WORK TASK:
Your answer should consist only of the records, copied exactly, with the images removed.

DATA SUPPLIED:
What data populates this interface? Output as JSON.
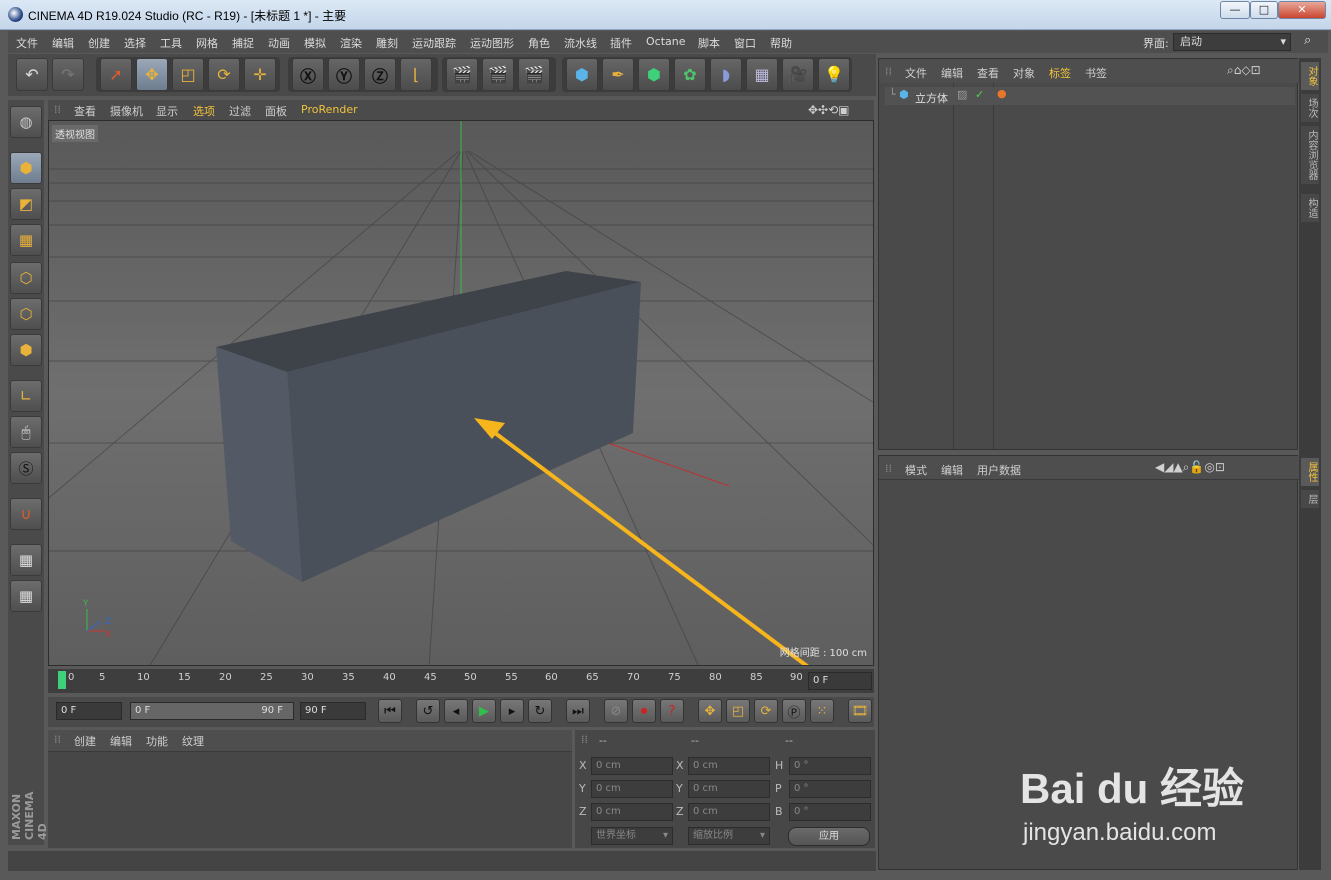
{
  "window": {
    "title": "CINEMA 4D R19.024 Studio (RC - R19) - [未标题 1 *] - 主要",
    "min": "—",
    "max": "□",
    "close": "✕"
  },
  "menu": [
    "文件",
    "编辑",
    "创建",
    "选择",
    "工具",
    "网格",
    "捕捉",
    "动画",
    "模拟",
    "渲染",
    "雕刻",
    "运动跟踪",
    "运动图形",
    "角色",
    "流水线",
    "插件",
    "Octane",
    "脚本",
    "窗口",
    "帮助"
  ],
  "layout": {
    "label": "界面:",
    "value": "启动"
  },
  "viewport": {
    "menu": [
      "查看",
      "摄像机",
      "显示",
      "选项",
      "过滤",
      "面板",
      "ProRender"
    ],
    "label": "透视视图",
    "grid_info": "网格间距 : 100 cm"
  },
  "timeline": {
    "ticks": [
      "0",
      "5",
      "10",
      "15",
      "20",
      "25",
      "30",
      "35",
      "40",
      "45",
      "50",
      "55",
      "60",
      "65",
      "70",
      "75",
      "80",
      "85",
      "90"
    ],
    "current": "0 F"
  },
  "transport": {
    "start": "0 F",
    "range_start": "0 F",
    "range_end": "90 F",
    "end": "90 F"
  },
  "material": {
    "menu": [
      "创建",
      "编辑",
      "功能",
      "纹理"
    ]
  },
  "coords": {
    "headers": [
      "--",
      "--",
      "--"
    ],
    "rows": [
      {
        "a": "X",
        "av": "0 cm",
        "b": "X",
        "bv": "0 cm",
        "c": "H",
        "cv": "0 °"
      },
      {
        "a": "Y",
        "av": "0 cm",
        "b": "Y",
        "bv": "0 cm",
        "c": "P",
        "cv": "0 °"
      },
      {
        "a": "Z",
        "av": "0 cm",
        "b": "Z",
        "bv": "0 cm",
        "c": "B",
        "cv": "0 °"
      }
    ],
    "space": "世界坐标",
    "scale": "缩放比例",
    "apply": "应用"
  },
  "objects": {
    "menu": [
      "文件",
      "编辑",
      "查看",
      "对象",
      "标签",
      "书签"
    ],
    "items": [
      "立方体"
    ]
  },
  "attributes": {
    "menu": [
      "模式",
      "编辑",
      "用户数据"
    ]
  },
  "right_tabs": [
    "对象",
    "场次",
    "内容浏览器",
    "构造",
    "属性",
    "层"
  ],
  "brand": [
    "MAXON",
    "CINEMA 4D"
  ],
  "watermark": {
    "logo": "Bai du 经验",
    "url": "jingyan.baidu.com"
  }
}
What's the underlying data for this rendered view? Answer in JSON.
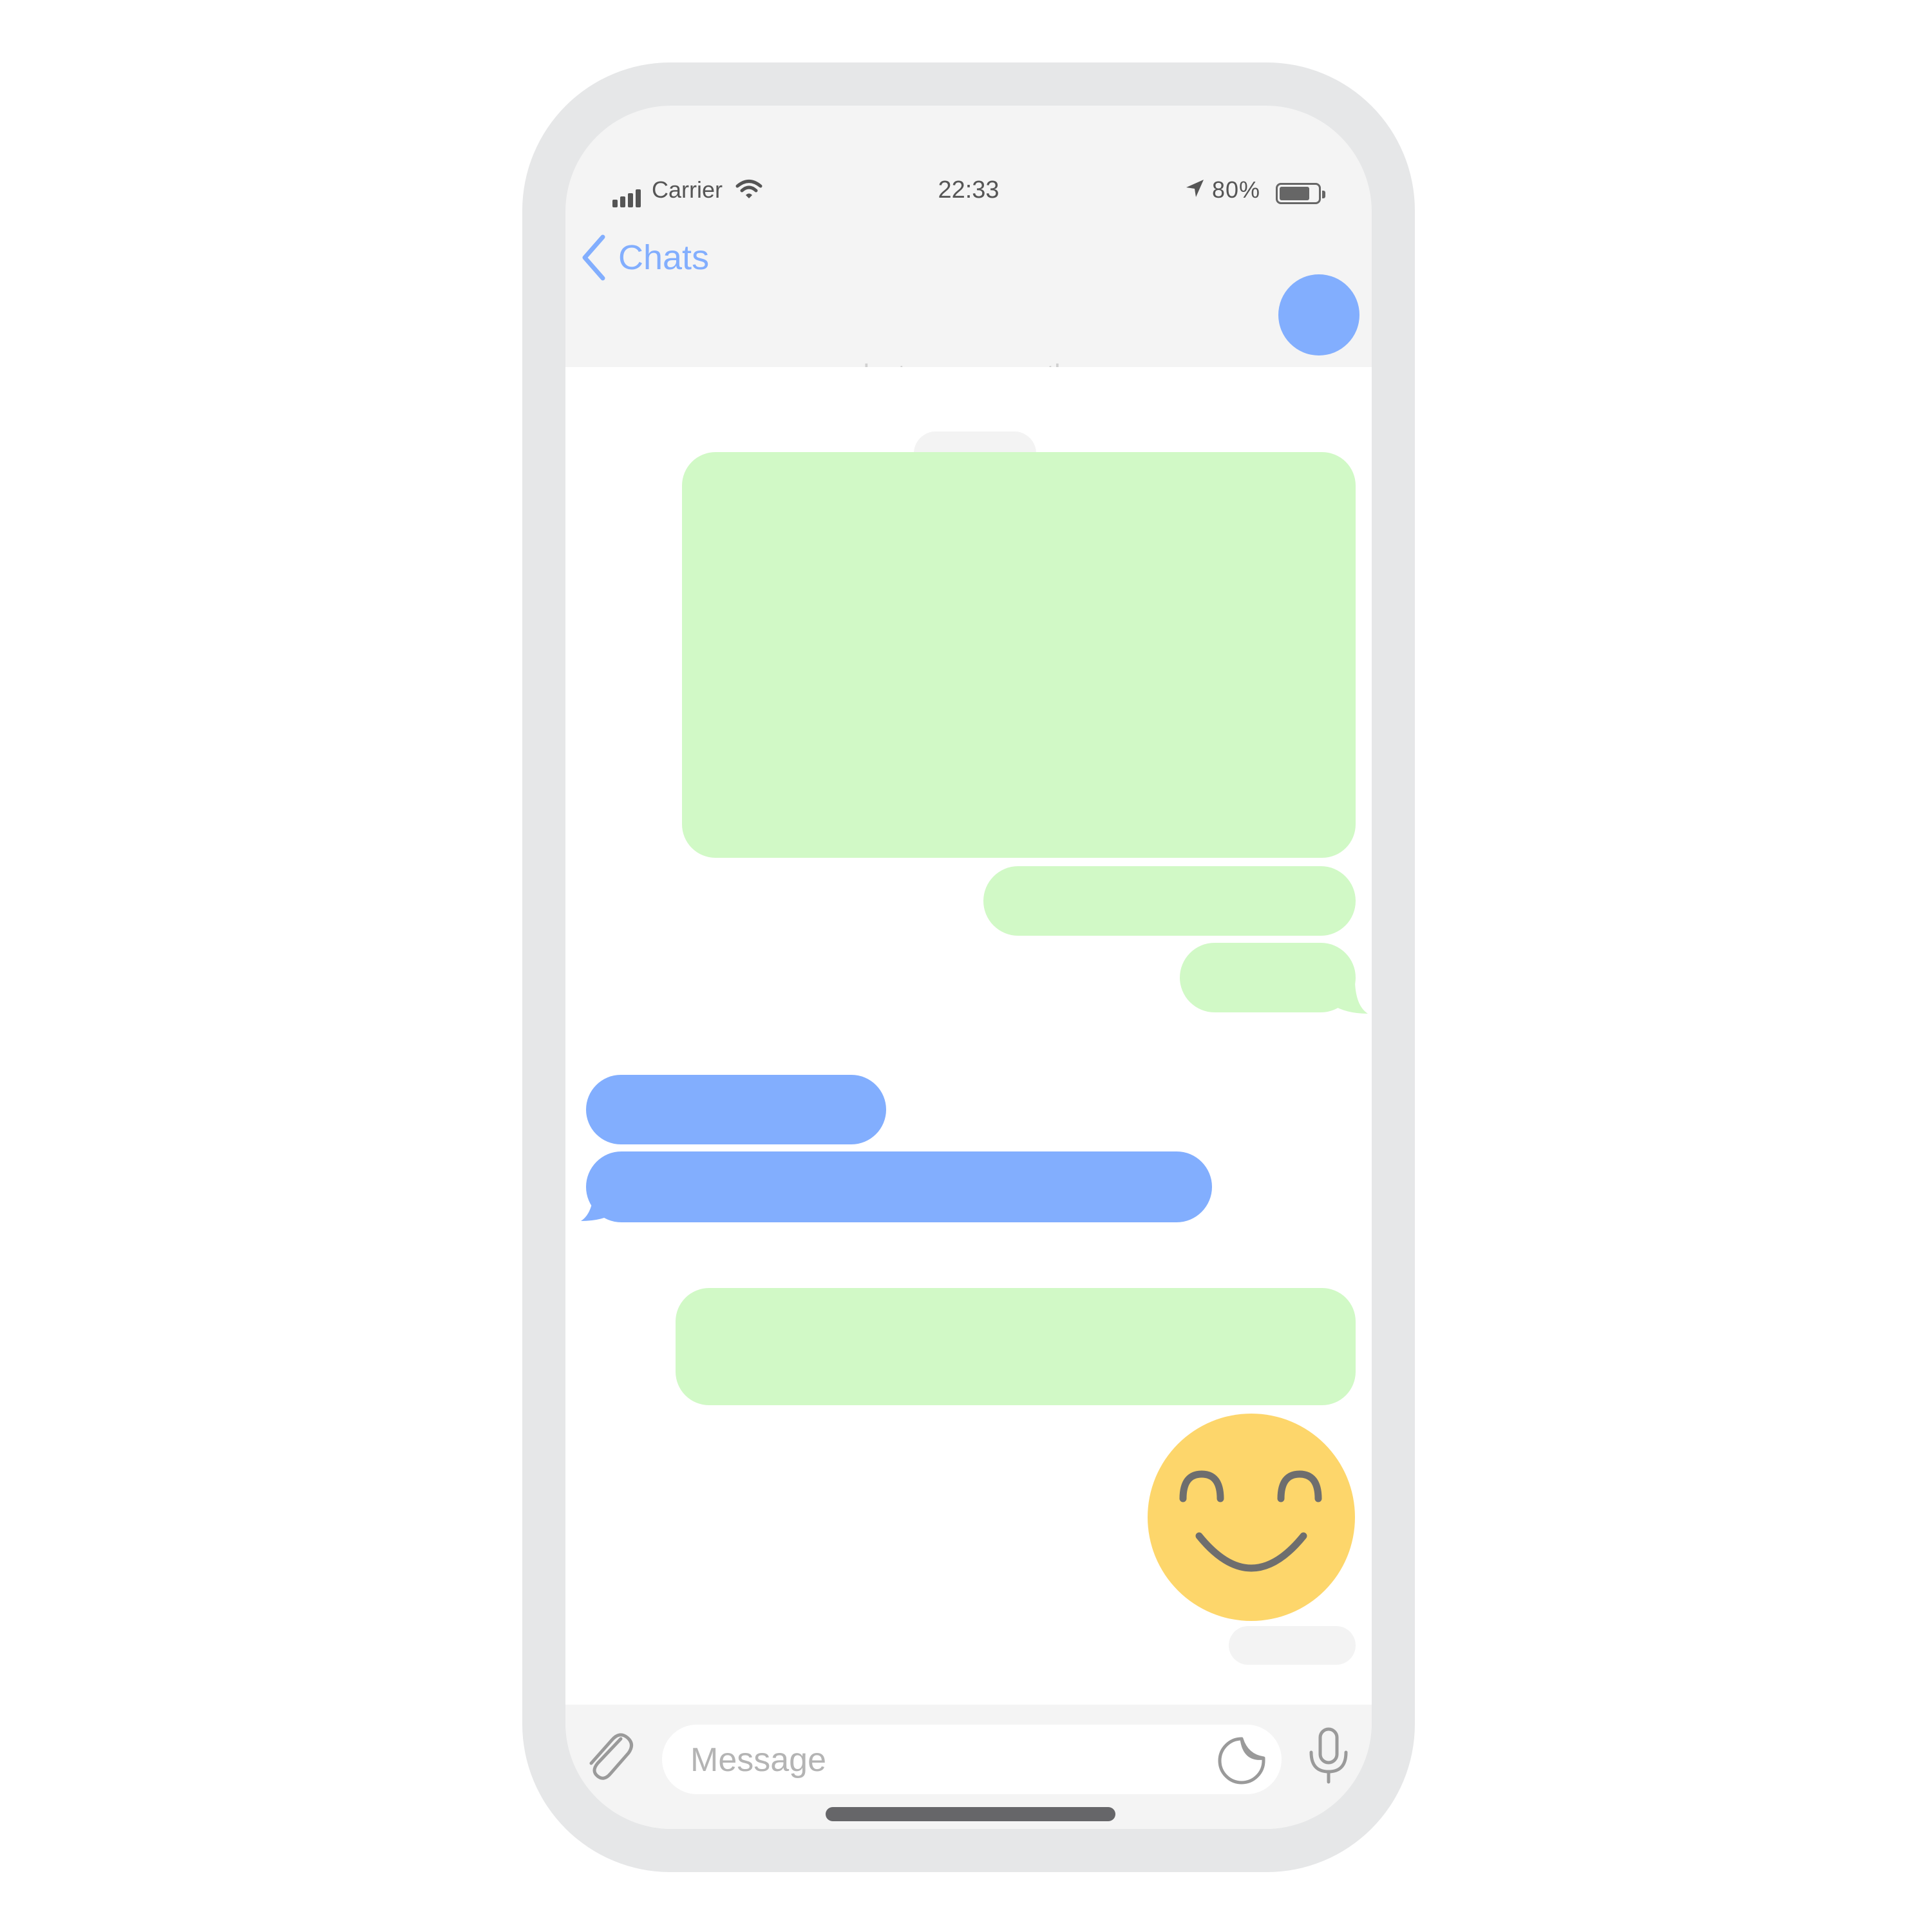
{
  "status_bar": {
    "carrier": "Carrier",
    "time": "22:33",
    "battery_percent": "80%",
    "battery_level": 0.8,
    "icons": [
      "signal-bars-icon",
      "wifi-icon",
      "location-arrow-icon",
      "battery-icon"
    ]
  },
  "nav": {
    "back_label": "Chats",
    "subtitle": "last seen recently",
    "avatar_color": "#82aefe",
    "back_icon": "chevron-left-icon"
  },
  "colors": {
    "outgoing_bubble": "#d1f9c6",
    "incoming_bubble": "#82aefe",
    "emoji_face": "#fdd66b",
    "frame": "#e6e7e8",
    "accent": "#82aefe"
  },
  "messages": [
    {
      "direction": "outgoing",
      "kind": "media"
    },
    {
      "direction": "outgoing",
      "kind": "text"
    },
    {
      "direction": "outgoing",
      "kind": "text",
      "tail": true
    },
    {
      "direction": "incoming",
      "kind": "text"
    },
    {
      "direction": "incoming",
      "kind": "text",
      "tail": true
    },
    {
      "direction": "outgoing",
      "kind": "text"
    },
    {
      "direction": "outgoing",
      "kind": "sticker",
      "icon": "smiley-emoji-icon"
    }
  ],
  "composer": {
    "placeholder": "Message",
    "icons": [
      "paperclip-icon",
      "sticker-icon",
      "microphone-icon"
    ]
  }
}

COMPLETED EXERCISE:
What data populates this interface? Output as JSON.
{
  "window": {
    "title": "CINEMA 4D R19.024 Studio (RC - R19) - [未标题 1 *] - 主要",
    "min": "—",
    "max": "□",
    "close": "✕"
  },
  "menu": [
    "文件",
    "编辑",
    "创建",
    "选择",
    "工具",
    "网格",
    "捕捉",
    "动画",
    "模拟",
    "渲染",
    "雕刻",
    "运动跟踪",
    "运动图形",
    "角色",
    "流水线",
    "插件",
    "Octane",
    "脚本",
    "窗口",
    "帮助"
  ],
  "layout": {
    "label": "界面:",
    "value": "启动"
  },
  "viewport": {
    "menu": [
      "查看",
      "摄像机",
      "显示",
      "选项",
      "过滤",
      "面板",
      "ProRender"
    ],
    "label": "透视视图",
    "grid_info": "网格间距 : 100 cm"
  },
  "timeline": {
    "ticks": [
      "0",
      "5",
      "10",
      "15",
      "20",
      "25",
      "30",
      "35",
      "40",
      "45",
      "50",
      "55",
      "60",
      "65",
      "70",
      "75",
      "80",
      "85",
      "90"
    ],
    "current": "0 F"
  },
  "transport": {
    "start": "0 F",
    "range_start": "0 F",
    "range_end": "90 F",
    "end": "90 F"
  },
  "material": {
    "menu": [
      "创建",
      "编辑",
      "功能",
      "纹理"
    ]
  },
  "coords": {
    "headers": [
      "--",
      "--",
      "--"
    ],
    "rows": [
      {
        "a": "X",
        "av": "0 cm",
        "b": "X",
        "bv": "0 cm",
        "c": "H",
        "cv": "0 °"
      },
      {
        "a": "Y",
        "av": "0 cm",
        "b": "Y",
        "bv": "0 cm",
        "c": "P",
        "cv": "0 °"
      },
      {
        "a": "Z",
        "av": "0 cm",
        "b": "Z",
        "bv": "0 cm",
        "c": "B",
        "cv": "0 °"
      }
    ],
    "space": "世界坐标",
    "scale": "缩放比例",
    "apply": "应用"
  },
  "objects": {
    "menu": [
      "文件",
      "编辑",
      "查看",
      "对象",
      "标签",
      "书签"
    ],
    "items": [
      "立方体"
    ]
  },
  "attributes": {
    "menu": [
      "模式",
      "编辑",
      "用户数据"
    ]
  },
  "right_tabs": [
    "对象",
    "场次",
    "内容浏览器",
    "构造",
    "属性",
    "层"
  ],
  "brand": [
    "MAXON",
    "CINEMA 4D"
  ],
  "watermark": {
    "logo": "Bai du 经验",
    "url": "jingyan.baidu.com"
  }
}
What's the underlying data for this rendered view? Answer in JSON.
{
  "status_bar": {
    "carrier": "Carrier",
    "time": "22:33",
    "battery_percent": "80%",
    "battery_level": 0.8,
    "icons": [
      "signal-bars-icon",
      "wifi-icon",
      "location-arrow-icon",
      "battery-icon"
    ]
  },
  "nav": {
    "back_label": "Chats",
    "subtitle": "last seen recently",
    "avatar_color": "#82aefe",
    "back_icon": "chevron-left-icon"
  },
  "colors": {
    "outgoing_bubble": "#d1f9c6",
    "incoming_bubble": "#82aefe",
    "emoji_face": "#fdd66b",
    "frame": "#e6e7e8",
    "accent": "#82aefe"
  },
  "messages": [
    {
      "direction": "outgoing",
      "kind": "media"
    },
    {
      "direction": "outgoing",
      "kind": "text"
    },
    {
      "direction": "outgoing",
      "kind": "text",
      "tail": true
    },
    {
      "direction": "incoming",
      "kind": "text"
    },
    {
      "direction": "incoming",
      "kind": "text",
      "tail": true
    },
    {
      "direction": "outgoing",
      "kind": "text"
    },
    {
      "direction": "outgoing",
      "kind": "sticker",
      "icon": "smiley-emoji-icon"
    }
  ],
  "composer": {
    "placeholder": "Message",
    "icons": [
      "paperclip-icon",
      "sticker-icon",
      "microphone-icon"
    ]
  }
}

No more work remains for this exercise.